Go through the data and copy each line that holds "Ordner".
___ Data shown
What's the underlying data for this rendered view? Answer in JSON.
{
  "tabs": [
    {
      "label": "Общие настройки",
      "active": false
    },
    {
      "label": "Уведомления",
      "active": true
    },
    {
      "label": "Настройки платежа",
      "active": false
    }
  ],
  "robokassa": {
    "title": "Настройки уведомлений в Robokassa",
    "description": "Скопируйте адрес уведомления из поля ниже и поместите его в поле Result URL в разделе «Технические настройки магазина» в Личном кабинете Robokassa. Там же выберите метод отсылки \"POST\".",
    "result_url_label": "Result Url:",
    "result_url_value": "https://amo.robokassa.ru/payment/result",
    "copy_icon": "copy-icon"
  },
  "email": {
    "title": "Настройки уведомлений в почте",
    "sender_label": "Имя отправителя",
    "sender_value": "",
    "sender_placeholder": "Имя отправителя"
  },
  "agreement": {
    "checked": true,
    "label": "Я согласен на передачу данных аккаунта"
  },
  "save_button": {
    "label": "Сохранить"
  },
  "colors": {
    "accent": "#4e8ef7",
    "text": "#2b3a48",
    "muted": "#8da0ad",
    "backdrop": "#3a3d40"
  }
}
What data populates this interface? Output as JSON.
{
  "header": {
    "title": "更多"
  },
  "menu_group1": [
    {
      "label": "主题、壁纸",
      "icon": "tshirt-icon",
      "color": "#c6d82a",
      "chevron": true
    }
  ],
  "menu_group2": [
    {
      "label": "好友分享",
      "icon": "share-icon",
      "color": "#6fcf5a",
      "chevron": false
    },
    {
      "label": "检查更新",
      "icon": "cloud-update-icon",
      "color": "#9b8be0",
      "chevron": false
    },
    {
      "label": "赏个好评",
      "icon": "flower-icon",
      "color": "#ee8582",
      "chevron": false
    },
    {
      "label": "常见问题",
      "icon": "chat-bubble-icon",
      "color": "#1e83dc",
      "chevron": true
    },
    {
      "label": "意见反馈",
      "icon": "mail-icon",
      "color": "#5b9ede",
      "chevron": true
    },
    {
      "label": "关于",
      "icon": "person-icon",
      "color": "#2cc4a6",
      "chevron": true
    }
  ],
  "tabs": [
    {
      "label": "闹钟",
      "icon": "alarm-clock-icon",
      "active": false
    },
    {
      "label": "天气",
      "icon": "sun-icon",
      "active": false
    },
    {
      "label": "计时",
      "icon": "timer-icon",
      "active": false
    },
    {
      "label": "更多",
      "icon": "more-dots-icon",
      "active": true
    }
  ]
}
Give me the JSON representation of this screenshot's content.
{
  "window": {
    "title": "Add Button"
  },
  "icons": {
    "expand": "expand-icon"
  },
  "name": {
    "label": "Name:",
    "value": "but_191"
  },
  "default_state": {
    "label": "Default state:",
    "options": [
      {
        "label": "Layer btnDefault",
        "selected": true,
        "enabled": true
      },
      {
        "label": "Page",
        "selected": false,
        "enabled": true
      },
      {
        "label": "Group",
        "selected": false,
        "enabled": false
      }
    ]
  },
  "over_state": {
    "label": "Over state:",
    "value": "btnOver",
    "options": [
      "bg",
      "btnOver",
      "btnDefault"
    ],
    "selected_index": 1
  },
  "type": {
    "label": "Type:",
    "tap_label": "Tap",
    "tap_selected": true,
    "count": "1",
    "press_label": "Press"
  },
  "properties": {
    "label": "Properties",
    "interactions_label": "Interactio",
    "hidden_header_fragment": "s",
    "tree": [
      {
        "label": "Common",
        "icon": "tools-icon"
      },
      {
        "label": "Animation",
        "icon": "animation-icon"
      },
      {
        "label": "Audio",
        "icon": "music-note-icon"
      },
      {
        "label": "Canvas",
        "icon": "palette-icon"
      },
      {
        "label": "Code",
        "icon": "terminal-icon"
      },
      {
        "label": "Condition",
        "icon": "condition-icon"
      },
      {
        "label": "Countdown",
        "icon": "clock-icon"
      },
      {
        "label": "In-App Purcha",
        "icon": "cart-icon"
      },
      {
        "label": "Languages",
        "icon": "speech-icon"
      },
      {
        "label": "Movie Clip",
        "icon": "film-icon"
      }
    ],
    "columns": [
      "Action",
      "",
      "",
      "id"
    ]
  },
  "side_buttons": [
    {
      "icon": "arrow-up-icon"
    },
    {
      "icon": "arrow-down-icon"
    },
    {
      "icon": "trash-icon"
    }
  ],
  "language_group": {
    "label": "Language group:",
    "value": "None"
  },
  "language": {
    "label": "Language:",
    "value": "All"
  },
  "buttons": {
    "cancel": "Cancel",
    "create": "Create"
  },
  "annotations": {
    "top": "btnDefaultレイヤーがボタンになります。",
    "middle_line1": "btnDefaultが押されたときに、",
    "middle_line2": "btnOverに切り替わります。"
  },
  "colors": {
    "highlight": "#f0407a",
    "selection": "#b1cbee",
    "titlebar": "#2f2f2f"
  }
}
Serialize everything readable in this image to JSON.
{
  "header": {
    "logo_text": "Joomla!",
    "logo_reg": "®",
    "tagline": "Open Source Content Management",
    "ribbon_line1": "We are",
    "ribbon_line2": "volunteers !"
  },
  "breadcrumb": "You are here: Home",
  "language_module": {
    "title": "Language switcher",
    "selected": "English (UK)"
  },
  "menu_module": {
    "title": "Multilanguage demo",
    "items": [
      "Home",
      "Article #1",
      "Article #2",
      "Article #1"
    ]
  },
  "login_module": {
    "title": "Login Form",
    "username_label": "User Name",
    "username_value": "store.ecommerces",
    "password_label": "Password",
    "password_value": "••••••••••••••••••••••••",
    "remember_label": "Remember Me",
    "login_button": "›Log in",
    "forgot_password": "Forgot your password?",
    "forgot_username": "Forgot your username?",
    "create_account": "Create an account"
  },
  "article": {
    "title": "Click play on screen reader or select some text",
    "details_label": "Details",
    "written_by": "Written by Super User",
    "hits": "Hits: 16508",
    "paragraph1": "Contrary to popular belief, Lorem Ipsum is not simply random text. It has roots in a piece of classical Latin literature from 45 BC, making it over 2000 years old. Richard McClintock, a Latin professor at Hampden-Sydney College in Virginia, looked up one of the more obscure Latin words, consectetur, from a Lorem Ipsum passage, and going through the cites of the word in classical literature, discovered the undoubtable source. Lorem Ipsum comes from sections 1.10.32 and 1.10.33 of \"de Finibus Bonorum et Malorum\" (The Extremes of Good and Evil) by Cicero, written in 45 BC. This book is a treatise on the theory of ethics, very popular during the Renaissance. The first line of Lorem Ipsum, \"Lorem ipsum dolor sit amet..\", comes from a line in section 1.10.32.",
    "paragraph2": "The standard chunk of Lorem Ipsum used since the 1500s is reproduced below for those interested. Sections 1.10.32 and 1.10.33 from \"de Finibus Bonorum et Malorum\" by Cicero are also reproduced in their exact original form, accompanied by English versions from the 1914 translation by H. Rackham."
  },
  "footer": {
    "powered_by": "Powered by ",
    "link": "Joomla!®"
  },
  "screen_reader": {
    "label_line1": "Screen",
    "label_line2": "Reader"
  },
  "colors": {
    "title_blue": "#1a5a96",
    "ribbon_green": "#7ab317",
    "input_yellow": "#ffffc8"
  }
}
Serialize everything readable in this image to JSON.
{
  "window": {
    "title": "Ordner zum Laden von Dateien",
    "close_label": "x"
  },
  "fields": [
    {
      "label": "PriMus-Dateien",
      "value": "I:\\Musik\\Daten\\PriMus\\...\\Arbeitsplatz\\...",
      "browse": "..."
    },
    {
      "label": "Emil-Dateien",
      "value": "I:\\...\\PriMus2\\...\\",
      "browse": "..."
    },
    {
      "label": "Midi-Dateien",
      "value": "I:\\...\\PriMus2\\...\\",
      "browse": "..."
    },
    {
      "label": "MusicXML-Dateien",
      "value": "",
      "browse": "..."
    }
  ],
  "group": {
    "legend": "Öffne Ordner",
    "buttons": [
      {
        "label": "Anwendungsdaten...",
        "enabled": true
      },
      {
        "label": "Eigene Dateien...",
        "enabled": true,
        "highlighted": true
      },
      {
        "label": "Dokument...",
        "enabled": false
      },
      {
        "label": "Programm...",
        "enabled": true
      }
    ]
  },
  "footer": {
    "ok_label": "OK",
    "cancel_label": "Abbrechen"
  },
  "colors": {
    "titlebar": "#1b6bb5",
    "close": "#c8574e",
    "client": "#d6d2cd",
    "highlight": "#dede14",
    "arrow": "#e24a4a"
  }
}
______
* Task response:
    "title": "Ordner zum Laden von Dateien",
    "legend": "Öffne Ordner",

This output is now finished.